|Click board size||M (42.9 x 25.4 mm)|
This table shows how the pinout on RTD click corresponds to the pinout on the mikroBUS™ socket (the latter shown in the two middle columns).
Onboard settings and indicators
|PWR||Power LED||-||Power LED indicates that the click is powered on|
|J1||Jumper||Right||For 3-wire probe, connect to the RIGHT position. For 2 or 4-wire probe, connect to the LEFT position|
|J2||Jumper||Soldered||Solder the 0? resistor when using the 2 or 3-wire probe, leave open for 4-wire probe|
|J3||Jumper||NC||Solder the 0? resistor when using the 2-wire probe, leave open otherwise|
Note: RTD click is set to work with the 3-wire probe by default.
We provide a library for the RTD click on our LibStock page, as well as a demo application (example), developed using MikroElektronika compilers.
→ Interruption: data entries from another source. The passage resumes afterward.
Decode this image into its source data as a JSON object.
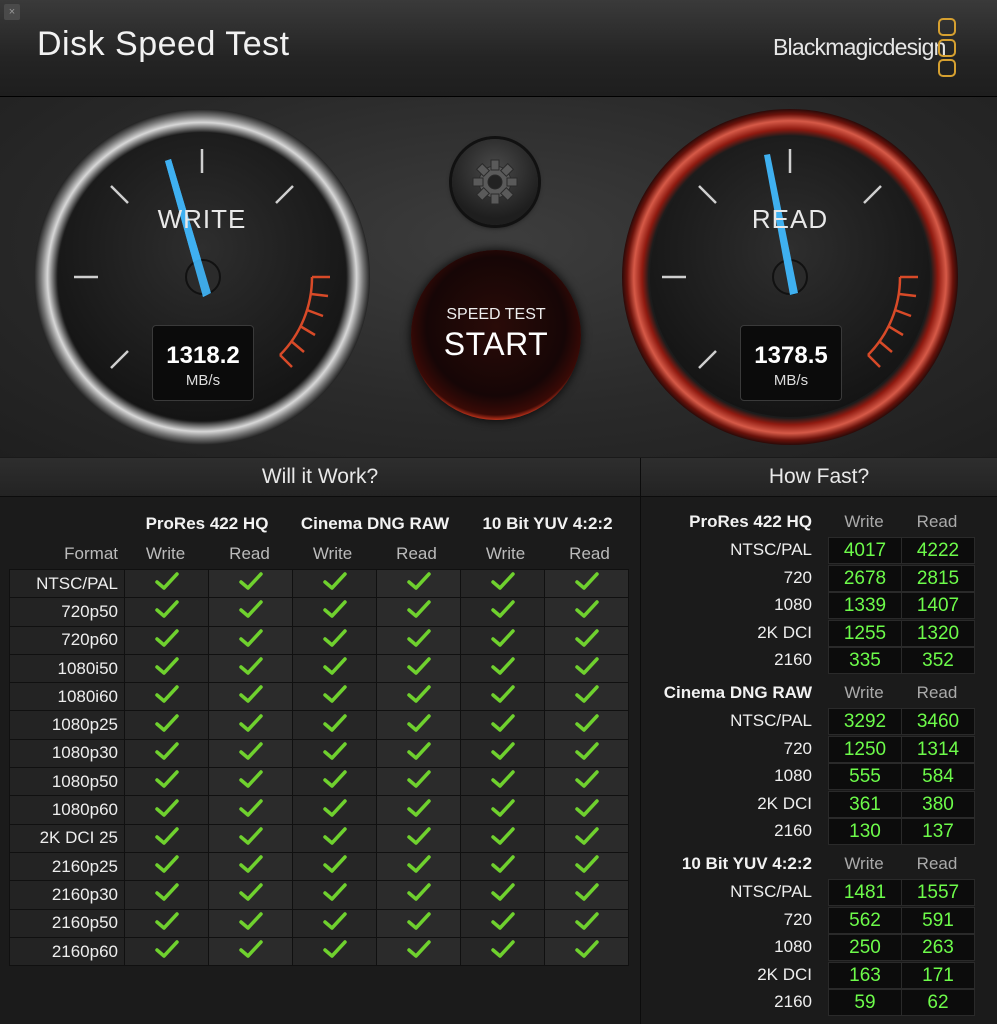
{
  "window": {
    "title": "Disk Speed Test",
    "close_glyph": "×"
  },
  "brand": {
    "name": "Blackmagicdesign"
  },
  "colors": {
    "accent_blue": "#3fb0f0",
    "check_green": "#6fd12e",
    "value_green": "#6dfb4a",
    "start_red": "#c0321a",
    "brand_gold": "#d6a030"
  },
  "gauges": {
    "write": {
      "label": "WRITE",
      "value": "1318.2",
      "unit": "MB/s"
    },
    "read": {
      "label": "READ",
      "value": "1378.5",
      "unit": "MB/s"
    }
  },
  "start_button": {
    "top_label": "SPEED TEST",
    "main_label": "START"
  },
  "settings_button": {
    "icon": "gear-icon"
  },
  "will_it_work": {
    "title": "Will it Work?",
    "format_header": "Format",
    "codecs": [
      {
        "name": "ProRes 422 HQ",
        "write": "Write",
        "read": "Read"
      },
      {
        "name": "Cinema DNG RAW",
        "write": "Write",
        "read": "Read"
      },
      {
        "name": "10 Bit YUV 4:2:2",
        "write": "Write",
        "read": "Read"
      }
    ],
    "formats": [
      "NTSC/PAL",
      "720p50",
      "720p60",
      "1080i50",
      "1080i60",
      "1080p25",
      "1080p30",
      "1080p50",
      "1080p60",
      "2K DCI 25",
      "2160p25",
      "2160p30",
      "2160p50",
      "2160p60"
    ],
    "all_supported": true
  },
  "how_fast": {
    "title": "How Fast?",
    "groups": [
      {
        "codec": "ProRes 422 HQ",
        "write_header": "Write",
        "read_header": "Read",
        "rows": [
          {
            "format": "NTSC/PAL",
            "write": "4017",
            "read": "4222"
          },
          {
            "format": "720",
            "write": "2678",
            "read": "2815"
          },
          {
            "format": "1080",
            "write": "1339",
            "read": "1407"
          },
          {
            "format": "2K DCI",
            "write": "1255",
            "read": "1320"
          },
          {
            "format": "2160",
            "write": "335",
            "read": "352"
          }
        ]
      },
      {
        "codec": "Cinema DNG RAW",
        "write_header": "Write",
        "read_header": "Read",
        "rows": [
          {
            "format": "NTSC/PAL",
            "write": "3292",
            "read": "3460"
          },
          {
            "format": "720",
            "write": "1250",
            "read": "1314"
          },
          {
            "format": "1080",
            "write": "555",
            "read": "584"
          },
          {
            "format": "2K DCI",
            "write": "361",
            "read": "380"
          },
          {
            "format": "2160",
            "write": "130",
            "read": "137"
          }
        ]
      },
      {
        "codec": "10 Bit YUV 4:2:2",
        "write_header": "Write",
        "read_header": "Read",
        "rows": [
          {
            "format": "NTSC/PAL",
            "write": "1481",
            "read": "1557"
          },
          {
            "format": "720",
            "write": "562",
            "read": "591"
          },
          {
            "format": "1080",
            "write": "250",
            "read": "263"
          },
          {
            "format": "2K DCI",
            "write": "163",
            "read": "171"
          },
          {
            "format": "2160",
            "write": "59",
            "read": "62"
          }
        ]
      }
    ]
  }
}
The demo can run on all the main MikroElektronika development boards.
This library contains functions for basic reading and writing of the click's registers, as well as temperature conversion function that can convert raw data into degrees Celsius.
void rtd_writeRegister(uint8_t regAddress, uint8_t writeData)- Writes data into a register
uint16_t rtd_readTemperature()- Reads temperature from temperature registers
float rtd_convertTemperature(uint16_t inputData, uint16_t referentResistance)- Converts raw data to degrees Celsius
The application is composed of three sections:
- System Initialization - Initializes SPI peripheral, CS pin, and UART logger
- Application Initialization - Initializes RTD click driver, and sets the proper configuration mode for 3-wire RTD
- Application Task (code snippet) - Measures temperature, converts the data to Celsius degrees, and outputs them via UART. The conversion function also accepts the value for the resistance, which is used for the proper compensation, depending on the used referent voltage resistor.
uint16_t readValue; float convertedValue; char testTxt ; readValue = rtd_readTemperature(); convertedValue = rtd_convertTemperature(readValue, _RTD_REF_RESISTANCE_470); floatToStr(convertedValue, testTxt); mikrobus_logWrite("Current temperature: ", _LOG_TEXT ); mikrobus_logWrite(testTxt, _LOG_LINE ); delay_ms(1000);
The full application code, and ready to use projects can be found on our LibStock page.
Other mikroE Libraries used in this example:
Additional notes and information
Depending on the development board you are using, you may need USB UART click, USB UART 2 click or RS232 click to connect to your PC, for development systems with no UART to USB interface available on the board. The terminal available in all MikroElektronika compilers, or any other terminal application of your choice, can be used to read the message.